You will often hear the term engaged scholarship used with regards to Universities. You would typically see the importance of engaged and translational research included in most Universities strategic plans and be seen by almost all third level institutions as part of their key contribution to society in general. UL has always been rightly recognised for its deep connection to the region, to industry and to the community it serves. In Sport, Physical Education and Physical Activity that contribution isn’t just to the city but to our country as a whole.
As any good athlete will tell you there is no such thing as standing still, you must continually look for improvement and the University of Limerick in terms of the UL Engage programme which is the overarching approach to community engagement certainly has no concept of standing still.
Under the leadership of the Vice President for Academic Affairs Professor Kerstin Mey, and Professor Maura Adshead the University of Limerick applied to the HEA Innovation call and was granted €1.4 million to support the UL Meitheal proposal.
Key to that proposal was that UL would become a UNESCO Knowledge for Change (K4C) Hub for Community based research. To become a hub, the University is required to have a specific hub design and a number of trained mentors to deliver the hub. The mentor training programme is delivered by the University of Victoria (led by Dr Budd Hall) in Canada and PRIA in India (led by Dr Rajesh Tandon) The University of Limerick Hub has four key themes around, Health, Science, the Irish Language and Sport.
In the case of sport, in our applications to the HEA and to K4C we made the case that sport is a great driver and facilitator of social change, cohesion and opportunity as well as health and well being. We see exercise as medicine, as a key opportunity for the community and the University to partner to improve the lives of residents in our partner communities. We see opportunities for the University to help build sustainable and strong sporting organisations through the expertise we have at our disposal and as well as using the medium of sport to promote social change, to encourage young people to stay in education for longer and to connect the sporting heritage of this city to the shared futures we have for the city and the region.

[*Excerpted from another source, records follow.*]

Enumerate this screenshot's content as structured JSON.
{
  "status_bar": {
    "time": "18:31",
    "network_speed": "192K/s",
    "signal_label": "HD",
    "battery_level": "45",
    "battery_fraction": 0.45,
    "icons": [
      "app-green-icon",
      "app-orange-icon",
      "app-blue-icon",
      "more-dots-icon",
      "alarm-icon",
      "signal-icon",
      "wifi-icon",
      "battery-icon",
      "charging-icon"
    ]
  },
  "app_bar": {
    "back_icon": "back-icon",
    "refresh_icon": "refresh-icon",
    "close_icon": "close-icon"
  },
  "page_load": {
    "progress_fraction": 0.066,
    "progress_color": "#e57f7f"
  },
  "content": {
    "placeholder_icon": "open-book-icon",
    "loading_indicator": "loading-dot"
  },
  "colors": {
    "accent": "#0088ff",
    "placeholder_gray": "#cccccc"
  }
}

There are multiple opportunities to be pursued, but the key element of a K4C hub is that we co-create with the community. Universities can sometimes create community engagement where it is more in the interest of the university rather than the community. Where the Community is mined for data and information rather than the co-creation of projects to meet needs and solve problems. In K4C hubs the idea is that the community members are also members of the research team, their local knowledge is as valuable as the knowledge gleaned from peer reviewed journals and that real sustainable impact comes as a result of this process of co-creation and real partnership.
While we are in the development of our new hub and our partnerships with the community, the K4C training involved a face to face element which was held recently in Arusha in Northern Tanzania. I, along with my colleagues, Eileen Hoffler (Community Engagement Facilitator UL) and Dr Deirdre Ní Loingsigh, Stiúrthóir, Aonad na Gaeilge) K4C hubs from Tanzania, Uganda, Malaysia and Indonesia were part of this particular cohort. It was a fascinating two-week programme, sharing very diverse experiences but also understanding the great commonalities we share with Universities from around the world working in their local communities. The shared learnings provide us with a great insight into how we can be more effective and ingrained in the lives of Limerick people to support their future, in helping them identify their own needs and working with them to provide some solutions.
The highlights were really around the wonderful people on the course who worked in very different areas to myself but while we came from very different contexts there was a huge amount to learn from them, particularly around how to be an active researcher/ scholar/ institution in your local community. It was certainly one of those experiences that stretches you and takes you out of your comfort zone, which is great for anyone anytime. The highlight of which, for me, was a visit to a Masai womens project and village, close to the Kenyan border.
The challenge to us now is to find an effective and productive way of working with our community partners to find meaningful and sustained ways of bringing the University to life to them. With the purchase of the Dunnes Stores site in the city centre we have a physical catalyst to this movement. I am certain in a city which identifies so closely with its sporting heritage that key to any long term partnership between UL and the city of Limerick will be in Sport and Physical Activity and we look forward to working with the various stakeholders to make this a best practise model worldwide in this area. We are the first of the K4C hubs to have sport as a key theme and this presents us with an exciting opportunity. But then again, Sport, Physical Activity, the University of Limerick, the city of Limerick, kind of makes perfect sense doesn’t it?
Feature Photo: members of the cohort at the UNESCO K4C training workshops in Arusha Tanzania
Gary Ryan is the project manager for UL Beo and for the Sport and Human Performance Research Centre at the University of Limerick. Contact Gary at firstname.lastname@example.org